[Website and app data records]
┄┄┄┄┄┄┄┄┄┄
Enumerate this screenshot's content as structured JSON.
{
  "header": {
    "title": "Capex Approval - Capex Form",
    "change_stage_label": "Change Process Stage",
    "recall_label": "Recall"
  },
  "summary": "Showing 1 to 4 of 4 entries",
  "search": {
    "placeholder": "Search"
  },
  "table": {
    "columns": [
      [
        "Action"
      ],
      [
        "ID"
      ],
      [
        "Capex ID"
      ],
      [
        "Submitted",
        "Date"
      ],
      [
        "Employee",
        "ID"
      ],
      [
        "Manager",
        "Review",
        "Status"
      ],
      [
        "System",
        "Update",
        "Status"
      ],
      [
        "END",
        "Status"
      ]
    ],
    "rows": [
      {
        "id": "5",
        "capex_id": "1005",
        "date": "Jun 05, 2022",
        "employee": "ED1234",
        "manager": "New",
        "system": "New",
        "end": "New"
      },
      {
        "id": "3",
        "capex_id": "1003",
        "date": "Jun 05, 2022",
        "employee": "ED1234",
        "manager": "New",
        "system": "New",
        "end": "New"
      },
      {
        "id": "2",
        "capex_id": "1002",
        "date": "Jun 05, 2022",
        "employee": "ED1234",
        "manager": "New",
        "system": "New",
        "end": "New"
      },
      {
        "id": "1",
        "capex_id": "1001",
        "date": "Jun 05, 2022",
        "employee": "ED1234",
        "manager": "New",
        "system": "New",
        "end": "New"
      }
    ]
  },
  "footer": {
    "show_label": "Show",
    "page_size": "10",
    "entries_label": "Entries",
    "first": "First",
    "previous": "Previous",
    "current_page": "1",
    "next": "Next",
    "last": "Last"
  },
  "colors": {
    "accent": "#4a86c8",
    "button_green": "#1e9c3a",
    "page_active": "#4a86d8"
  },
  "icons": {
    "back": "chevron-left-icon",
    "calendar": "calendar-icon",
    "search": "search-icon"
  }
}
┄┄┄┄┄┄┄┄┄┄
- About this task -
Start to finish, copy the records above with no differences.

- Your response -
Enumerate this screenshot's content as structured JSON.
{
  "header": {
    "title": "Capex Approval - Capex Form",
    "change_stage_label": "Change Process Stage",
    "recall_label": "Recall"
  },
  "summary": "Showing 1 to 4 of 4 entries",
  "search": {
    "placeholder": "Search"
  },
  "table": {
    "columns": [
      [
        "Action"
      ],
      [
        "ID"
      ],
      [
        "Capex ID"
      ],
      [
        "Submitted",
        "Date"
      ],
      [
        "Employee",
        "ID"
      ],
      [
        "Manager",
        "Review",
        "Status"
      ],
      [
        "System",
        "Update",
        "Status"
      ],
      [
        "END",
        "Status"
      ]
    ],
    "rows": [
      {
        "id": "5",
        "capex_id": "1005",
        "date": "Jun 05, 2022",
        "employee": "ED1234",
        "manager": "New",
        "system": "New",
        "end": "New"
      },
      {
        "id": "3",
        "capex_id": "1003",
        "date": "Jun 05, 2022",
        "employee": "ED1234",
        "manager": "New",
        "system": "New",
        "end": "New"
      },
      {
        "id": "2",
        "capex_id": "1002",
        "date": "Jun 05, 2022",
        "employee": "ED1234",
        "manager": "New",
        "system": "New",
        "end": "New"
      },
      {
        "id": "1",
        "capex_id": "1001",
        "date": "Jun 05, 2022",
        "employee": "ED1234",
        "manager": "New",
        "system": "New",
        "end": "New"
      }
    ]
  },
  "footer": {
    "show_label": "Show",
    "page_size": "10",
    "entries_label": "Entries",
    "first": "First",
    "previous": "Previous",
    "current_page": "1",
    "next": "Next",
    "last": "Last"
  },
  "colors": {
    "accent": "#4a86c8",
    "button_green": "#1e9c3a",
    "page_active": "#4a86d8"
  },
  "icons": {
    "back": "chevron-left-icon",
    "calendar": "calendar-icon",
    "search": "search-icon"
  }
}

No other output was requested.